While it’s safe to say horse-industry organizations are all interested in what’s best for America’s horses, not all agree on what that might be. There are those who are anti-slaughter, no matter where it takes place; those open to slaughter in the U.S., where it can be regulated and inspected; and those not taking a side on the issue because they have diverse constituents with opposing views. A lot of factors play into the slaughter debate, among them Americans’ emotional and sentimental attachment to horses as companions and as historic figures in this country’s settlement, horse welfare, economics, and the environmental impact of horse slaughter and rendering.
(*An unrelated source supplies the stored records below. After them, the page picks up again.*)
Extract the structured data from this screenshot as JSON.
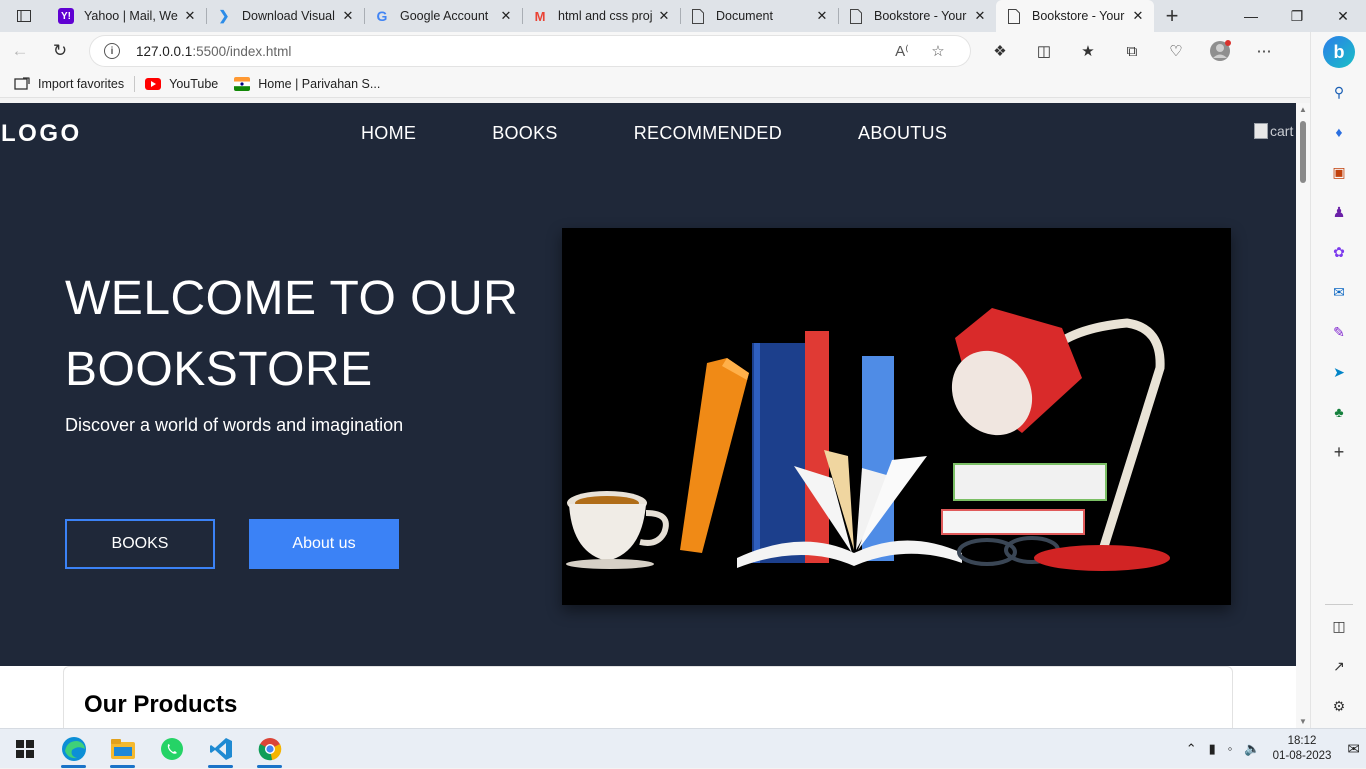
{
  "browser": {
    "tabs": [
      {
        "title": "Yahoo | Mail, Weather",
        "icon": "yahoo-icon",
        "color": "#6001d2"
      },
      {
        "title": "Download Visual Studio Code",
        "icon": "vscode-icon",
        "color": "#2c8ce8"
      },
      {
        "title": "Google Account",
        "icon": "google-icon",
        "color": "#4285f4"
      },
      {
        "title": "html and css projects",
        "icon": "gmail-icon",
        "color": "#ea4335"
      },
      {
        "title": "Document",
        "icon": "page-icon",
        "color": "#555555"
      },
      {
        "title": "Bookstore - Your",
        "icon": "page-icon",
        "color": "#555555"
      },
      {
        "title": "Bookstore - Your",
        "icon": "page-icon",
        "color": "#555555"
      }
    ],
    "address": {
      "host": "127.0.0.1",
      "path": ":5500/index.html"
    },
    "favorites": [
      {
        "label": "Import favorites",
        "icon": "import-icon"
      },
      {
        "label": "YouTube",
        "icon": "youtube-icon",
        "color": "#ff0000"
      },
      {
        "label": "Home | Parivahan S...",
        "icon": "india-flag-icon"
      }
    ]
  },
  "page": {
    "logo": "LOGO",
    "nav": [
      "HOME",
      "BOOKS",
      "RECOMMENDED",
      "ABOUTUS"
    ],
    "cart_alt": "cart",
    "hero": {
      "headline_line1": "WELCOME TO OUR",
      "headline_line2": "BOOKSTORE",
      "subtitle": "Discover a world of words and imagination",
      "btn_books": "BOOKS",
      "btn_about": "About us"
    },
    "products_heading": "Our Products",
    "colors": {
      "hero_bg": "#1f2839",
      "accent": "#3b82f6"
    }
  },
  "taskbar": {
    "time": "18:12",
    "date": "01-08-2023"
  }
}
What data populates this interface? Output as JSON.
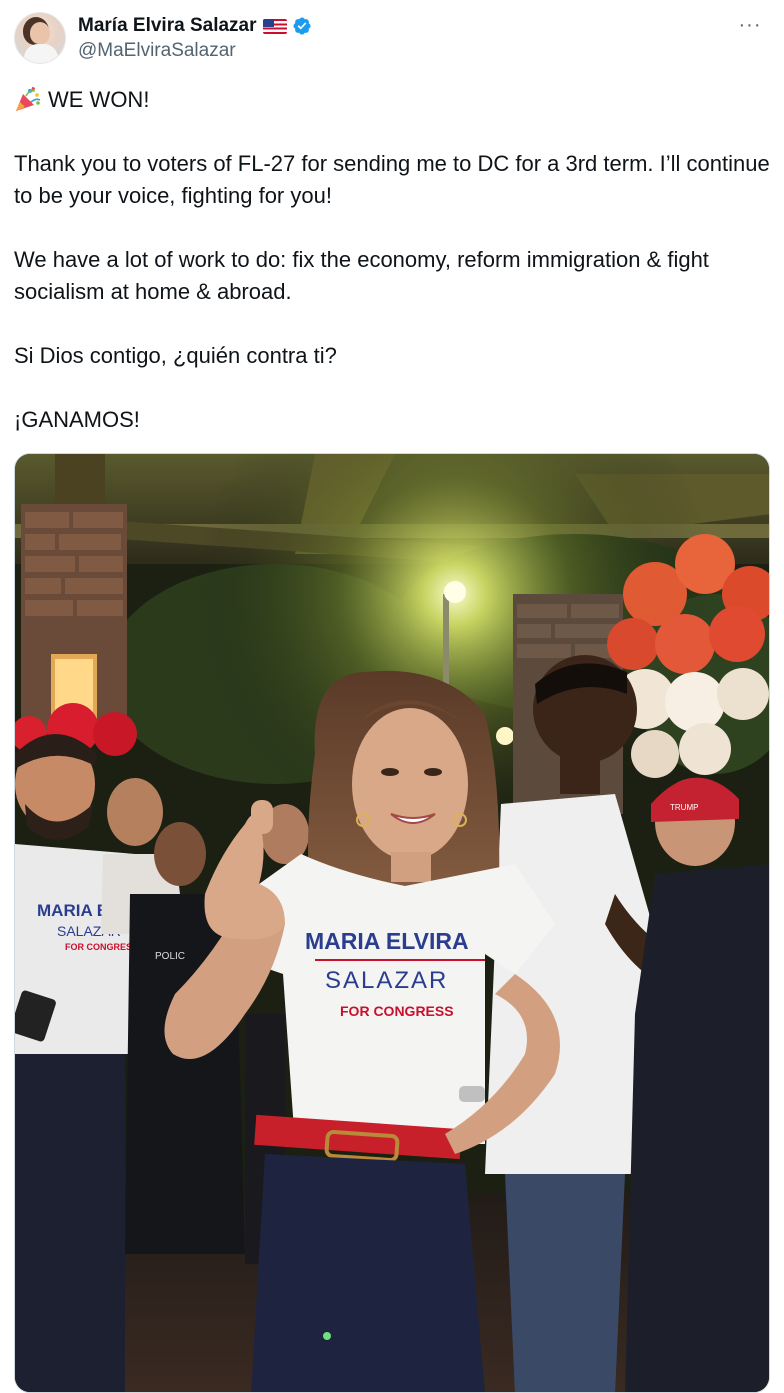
{
  "author": {
    "display_name": "María Elvira Salazar",
    "handle": "@MaElviraSalazar",
    "flag_icon": "us-flag-icon",
    "verified_icon": "verified-badge-icon",
    "verified_color": "#1d9bf0"
  },
  "menu": {
    "more_label": "···"
  },
  "tweet": {
    "line_1": "WE WON!",
    "paragraph_1": "Thank you to voters of FL-27 for sending me to DC for a 3rd term. I’ll continue to be your voice, fighting for you!",
    "paragraph_2": "We have a lot of work to do: fix the economy, reform immigration & fight socialism at home & abroad.",
    "paragraph_3": "Si Dios contigo, ¿quién contra ti?",
    "paragraph_4": "¡GANAMOS!"
  },
  "media": {
    "shirt_line_1": "MARIA ELVIRA",
    "shirt_line_2": "SALAZAR",
    "shirt_line_3": "FOR CONGRESS",
    "left_shirt_line_1": "MARIA ELVIRA",
    "left_shirt_line_2": "SALAZAR",
    "left_shirt_line_3": "FOR CONGRESS",
    "hat_text": "TRUMP",
    "police_text": "POLIC"
  },
  "colors": {
    "text_primary": "#0f1419",
    "text_secondary": "#536471",
    "shirt_blue": "#2a3d8f",
    "shirt_red": "#c8102e"
  }
}
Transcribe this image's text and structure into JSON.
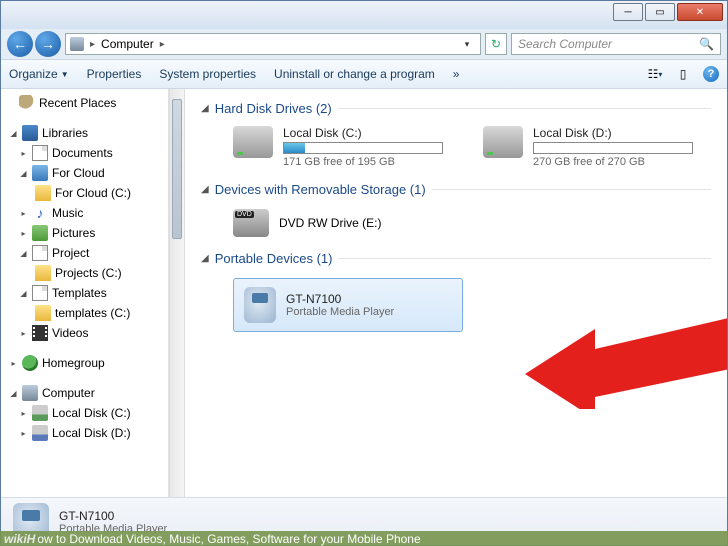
{
  "address": {
    "location": "Computer"
  },
  "search": {
    "placeholder": "Search Computer"
  },
  "toolbar": {
    "organize": "Organize",
    "properties": "Properties",
    "sysprops": "System properties",
    "uninstall": "Uninstall or change a program",
    "more": "»"
  },
  "sidebar": {
    "recent": "Recent Places",
    "libraries": "Libraries",
    "documents": "Documents",
    "forcloud": "For Cloud",
    "forcloud_c": "For Cloud (C:)",
    "music": "Music",
    "pictures": "Pictures",
    "project": "Project",
    "projects_c": "Projects (C:)",
    "templates": "Templates",
    "templates_c": "templates (C:)",
    "videos": "Videos",
    "homegroup": "Homegroup",
    "computer": "Computer",
    "local_c": "Local Disk (C:)",
    "local_d": "Local Disk (D:)"
  },
  "sections": {
    "hdd": {
      "title": "Hard Disk Drives (2)"
    },
    "removable": {
      "title": "Devices with Removable Storage (1)"
    },
    "portable": {
      "title": "Portable Devices (1)"
    }
  },
  "drives": {
    "c": {
      "name": "Local Disk (C:)",
      "free_text": "171 GB free of 195 GB",
      "fill_pct": 13
    },
    "d": {
      "name": "Local Disk (D:)",
      "free_text": "270 GB free of 270 GB",
      "fill_pct": 0
    },
    "dvd": {
      "name": "DVD RW Drive (E:)"
    }
  },
  "portable_device": {
    "name": "GT-N7100",
    "type": "Portable Media Player"
  },
  "details": {
    "name": "GT-N7100",
    "type": "Portable Media Player"
  },
  "caption": {
    "logo": "wikiH",
    "text": "ow to Download Videos, Music, Games, Software for your Mobile Phone"
  }
}
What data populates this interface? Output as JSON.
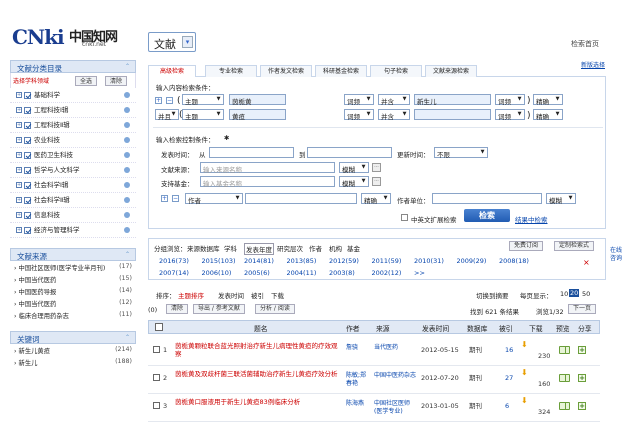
{
  "header": {
    "logo_text": "CNki",
    "logo_chinese": "中国知网",
    "logo_url": "cnki.net",
    "db_select": "文献",
    "home_link": "检索首页",
    "old_version": "新版选择"
  },
  "left": {
    "category_title": "文献分类目录",
    "select_hint": "选择学科领域",
    "btn_all": "全选",
    "btn_clear": "清除",
    "categories": [
      "基础科学",
      "工程科技Ⅰ辑",
      "工程科技Ⅱ辑",
      "农业科技",
      "医药卫生科技",
      "哲学与人文科学",
      "社会科学Ⅰ辑",
      "社会科学Ⅱ辑",
      "信息科技",
      "经济与管理科学"
    ],
    "source_title": "文献来源",
    "sources": [
      {
        "name": "中国社区医师(医学专业半月刊)",
        "count": "(17)"
      },
      {
        "name": "中国当代医药",
        "count": "(15)"
      },
      {
        "name": "中国医药导报",
        "count": "(14)"
      },
      {
        "name": "中国当代医药",
        "count": "(12)"
      },
      {
        "name": "临床合理用药杂志",
        "count": "(11)"
      }
    ],
    "keyword_title": "关键词",
    "keywords": [
      {
        "name": "新生儿黄疸",
        "count": "(214)"
      },
      {
        "name": "新生儿",
        "count": "(188)"
      }
    ]
  },
  "tabs": [
    "高级检索",
    "专业检索",
    "作者发文检索",
    "科研基金检索",
    "句子检索",
    "文献来源检索"
  ],
  "search": {
    "content_label": "输入内容检索条件：",
    "row1": {
      "field": "主题",
      "term1": "茵栀黄",
      "freq1": "词频",
      "op": "并含",
      "term2": "新生儿",
      "freq2": "词频",
      "match": "精确"
    },
    "row2": {
      "logic": "并且",
      "field": "主题",
      "term1": "黄疸",
      "freq1": "词频",
      "op": "并含",
      "term2": "",
      "freq2": "词频",
      "match": "精确"
    },
    "control_label": "输入检索控制条件：",
    "pub_time": "发表时间：",
    "from": "从",
    "to": "到",
    "update_time": "更新时间：",
    "update_val": "不限",
    "source_label": "文献来源：",
    "source_ph": "输入来源名称",
    "source_match": "模糊",
    "fund_label": "支持基金：",
    "fund_ph": "输入基金名称",
    "fund_match": "模糊",
    "author_field": "作者",
    "author_match": "精确",
    "unit_label": "作者单位：",
    "unit_match": "模糊",
    "expand": "中英文扩展检索",
    "btn": "检索",
    "adv_link": "结果中检索"
  },
  "group": {
    "label": "分组浏览：",
    "items": [
      "来源数据库",
      "学科",
      "发表年度",
      "研究层次",
      "作者",
      "机构",
      "基金"
    ],
    "btn_free": "免费订阅",
    "btn_dl": "定制检索式",
    "years_row1": [
      "2016(73)",
      "2015(103)",
      "2014(81)",
      "2013(85)",
      "2012(59)",
      "2011(59)",
      "2010(31)",
      "2009(29)",
      "2008(18)"
    ],
    "years_row2": [
      "2007(14)",
      "2006(10)",
      "2005(6)",
      "2004(11)",
      "2003(8)",
      "2002(12)",
      ">>"
    ],
    "right_note": "在线咨询"
  },
  "sort": {
    "label": "排序：",
    "items": [
      "主题排序",
      "发表时间",
      "被引",
      "下载"
    ],
    "switch": "切换到摘要",
    "perpage_label": "每页显示：",
    "perpage": [
      "10",
      "20",
      "50"
    ]
  },
  "toolbar": {
    "selected": "(0)",
    "clear": "清除",
    "export": "导出 / 参考文献",
    "analyze": "分析 / 阅读",
    "found": "找到 621 条结果",
    "page": "浏览1/32",
    "next": "下一页"
  },
  "table": {
    "headers": [
      "题名",
      "作者",
      "来源",
      "发表时间",
      "数据库",
      "被引",
      "下载",
      "预览",
      "分享"
    ],
    "rows": [
      {
        "no": "1",
        "title_a": "茵栀黄颗粒联合蓝光照射治疗",
        "title_hl": "新生儿",
        "title_b": "病理性黄疸的疗效观察",
        "author": "詹骁",
        "source": "当代医药",
        "date": "2012-05-15",
        "db": "期刊",
        "cited": "16",
        "dl": "230"
      },
      {
        "no": "2",
        "title_a": "茵栀黄及双歧杆菌三联活菌辅助治疗",
        "title_hl": "新生",
        "title_b": "儿黄疸疗效分析",
        "author": "陈敏;郑春艳",
        "source": "中国中医药杂志",
        "date": "2012-07-20",
        "db": "期刊",
        "cited": "27",
        "dl": "160"
      },
      {
        "no": "3",
        "title_a": "茵栀黄口服液用于",
        "title_hl": "新生儿",
        "title_b": "黄疸83例临床分析",
        "author": "陈海燕",
        "source": "中国社区医师(医学专业)",
        "date": "2013-01-05",
        "db": "期刊",
        "cited": "6",
        "dl": "324"
      }
    ]
  }
}
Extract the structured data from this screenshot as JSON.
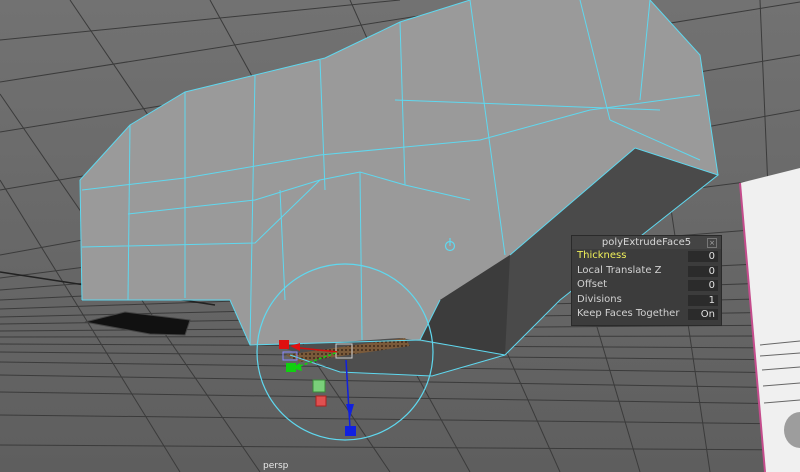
{
  "viewport": {
    "camera_label": "persp",
    "background": "#6b6b6b",
    "wire_color": "#5fd8ef"
  },
  "extrude_panel": {
    "title": "polyExtrudeFace5",
    "close_icon": "close-icon",
    "rows": [
      {
        "label": "Thickness",
        "value": "0",
        "active": true
      },
      {
        "label": "Local Translate Z",
        "value": "0",
        "active": false
      },
      {
        "label": "Offset",
        "value": "0",
        "active": false
      },
      {
        "label": "Divisions",
        "value": "1",
        "active": false
      },
      {
        "label": "Keep Faces Together",
        "value": "On",
        "active": false
      }
    ]
  },
  "manipulator": {
    "x_axis_color": "#e01010",
    "y_axis_color": "#10d010",
    "z_axis_color": "#1020e0",
    "icons": [
      "move-manipulator-icon",
      "pivot-icon"
    ]
  }
}
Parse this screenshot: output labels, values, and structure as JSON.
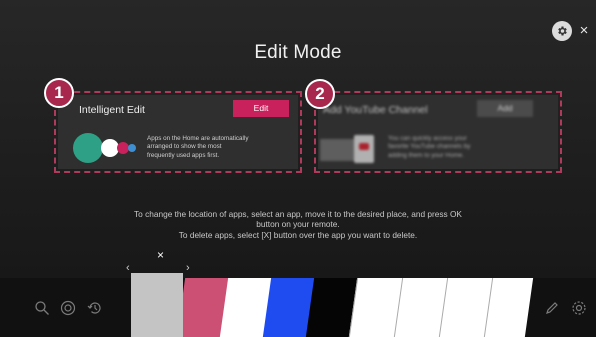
{
  "page": {
    "title": "Edit Mode"
  },
  "top_controls": {
    "settings_icon": "gear-icon",
    "close_label": "×"
  },
  "cards": [
    {
      "badge": "1",
      "title": "Intelligent Edit",
      "button_label": "Edit",
      "description_lines": [
        "Apps on the Home are automatically",
        "arranged to show the most",
        "frequently used apps first."
      ],
      "accent": "#c8215c"
    },
    {
      "badge": "2",
      "title": "Add YouTube Channel",
      "button_label": "Add",
      "description_lines": [
        "You can quickly access your",
        "favorite YouTube channels by",
        "adding them to your Home."
      ],
      "accent": "#555555"
    }
  ],
  "instructions": {
    "line1": "To change the location of apps, select an app, move it to the desired place, and press OK",
    "line2": "button on your remote.",
    "line3": "To delete apps, select [X] button over the app you want to delete."
  },
  "move_controls": {
    "delete_label": "×",
    "left_arrow": "‹",
    "right_arrow": "›"
  },
  "dock": {
    "left_icons": [
      "search-icon",
      "input-icon",
      "recent-icon"
    ],
    "right_icons": [
      "edit-pencil-icon",
      "settings-icon"
    ],
    "tile_colors": [
      "#c4c4c4",
      "#cc4f74",
      "#ffffff",
      "#1f4cf0",
      "#050505",
      "#ffffff",
      "#ffffff",
      "#ffffff",
      "#ffffff"
    ]
  }
}
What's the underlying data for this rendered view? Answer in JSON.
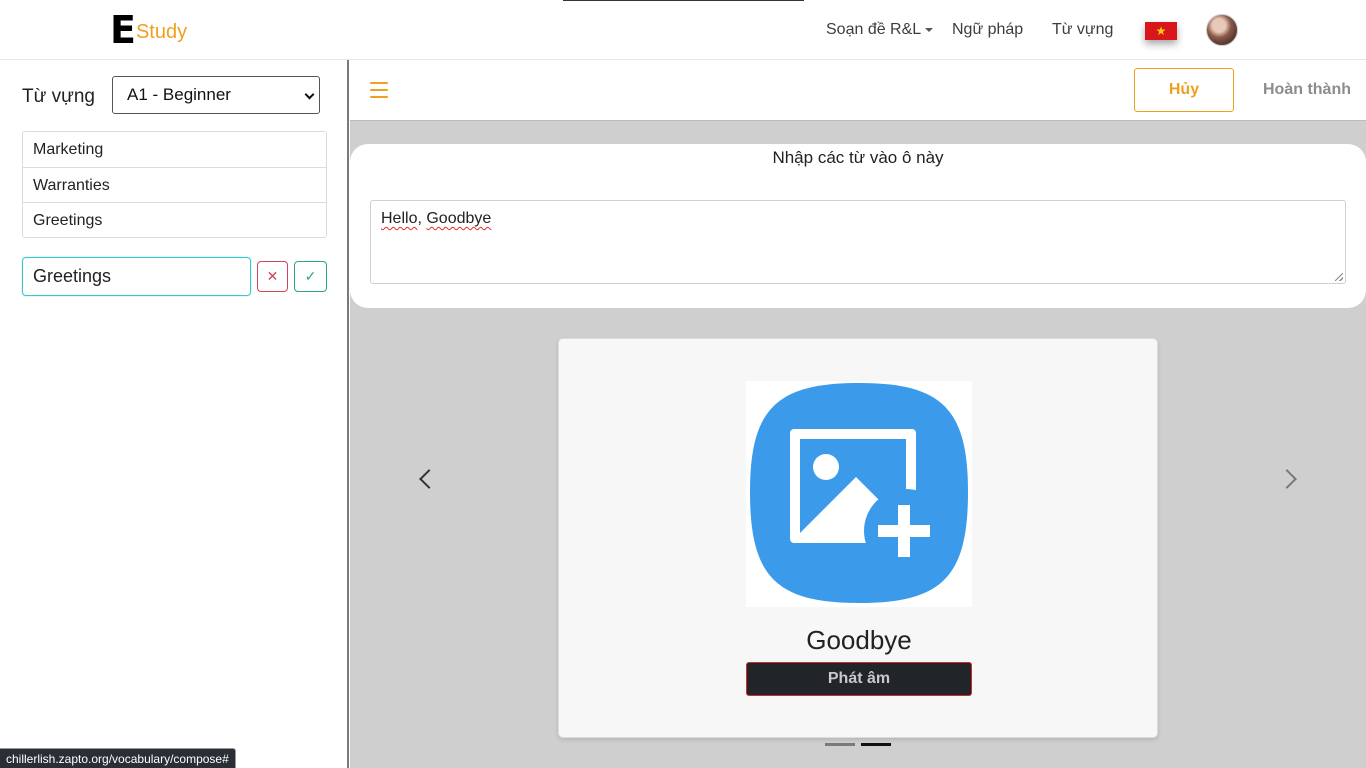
{
  "app": {
    "logo_letter": "E",
    "logo_text": "Study",
    "brand_color": "#f0a020"
  },
  "nav": {
    "items": [
      {
        "label": "Soạn đề R&L",
        "dropdown": true
      },
      {
        "label": "Ngữ pháp"
      },
      {
        "label": "Từ vựng"
      }
    ],
    "flag_icon": "vietnam-flag-icon",
    "flag_star": "★"
  },
  "sidebar": {
    "label": "Từ vựng",
    "level_select": {
      "selected": "A1 - Beginner"
    },
    "topics": [
      "Marketing",
      "Warranties",
      "Greetings"
    ],
    "new_topic_value": "Greetings",
    "cancel_symbol": "✕",
    "confirm_symbol": "✓"
  },
  "toolbar": {
    "cancel_label": "Hủy",
    "done_label": "Hoàn thành"
  },
  "input": {
    "title": "Nhập các từ vào ô này",
    "words": [
      "Hello",
      "Goodbye"
    ],
    "separator": ", "
  },
  "card": {
    "image_icon": "add-image-icon",
    "word": "Goodbye",
    "pronounce_label": "Phát âm"
  },
  "carousel": {
    "slides": 2,
    "active_slide": 2
  },
  "status": {
    "url": "chillerlish.zapto.org/vocabulary/compose#"
  }
}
According to the June 2011 United States Government Accountability Office “Horse Welfare” report, “From 2006 through 2010, U.S. horse exports for slaughter increased by 148 and 660 percent to Canada and Mexico, respectively. As a result, nearly the same number of U.S. horses was transported to Canada and Mexico for slaughter in 2010—nearly 138,000—as was slaughtered before domestic slaughter ceased.”
Groups on both sides of the debate show concern about horses being shipped over borders.
“USDA has no jurisdiction in other countries and has no power to make sure that horses are transported and killed in a humane manner. As a result, horses transported to slaughter are protected by law when they are within the borders of the United States but may be transported and killed inhumanely once they leave our borders,” states the “Unwanted Horses and Horse Slaughter FAQ” web page for the American Veterinary Medical Association, an organization opposing the passage of the American Horse Slaughter Prevention Act.
The GAO “Horse Welfare” report also states, “Closing domestic horse slaughtering facilities significantly and negatively affected lower-to-medium priced horses by 8 to 21 percent. … GAO estimates the economic downturn reduced prices for all horses by 4 to 5 percent.”
In terms of horse neglect and abandonment since 2007, “Colorado data showed that investigations for horse neglect and abuse increased more than 60 percent [from 2005 to 2009]. Also, California, Texas, and Florida reported more horses abandoned on private or state land since 2007,” according to the GAO report.
There are some animal-welfare organizations, such as the AHDF, that say they have not seen an increase or have seen only a small increase in cases of abuse or neglect. (AHDF has had a 20- to 25-percent increase in calls in 2011, but that increase did not come until this year.) Other horse rescue groups’ facilities are at capacity, some being forced to turn away horses needing homes. They attribute this increased need for horse rescue partially to the closing of U.S. slaughter plants (making slaughter a more logistically difficult option for horse owners), partially to the economic downturn and partially to the over-breeding of horses.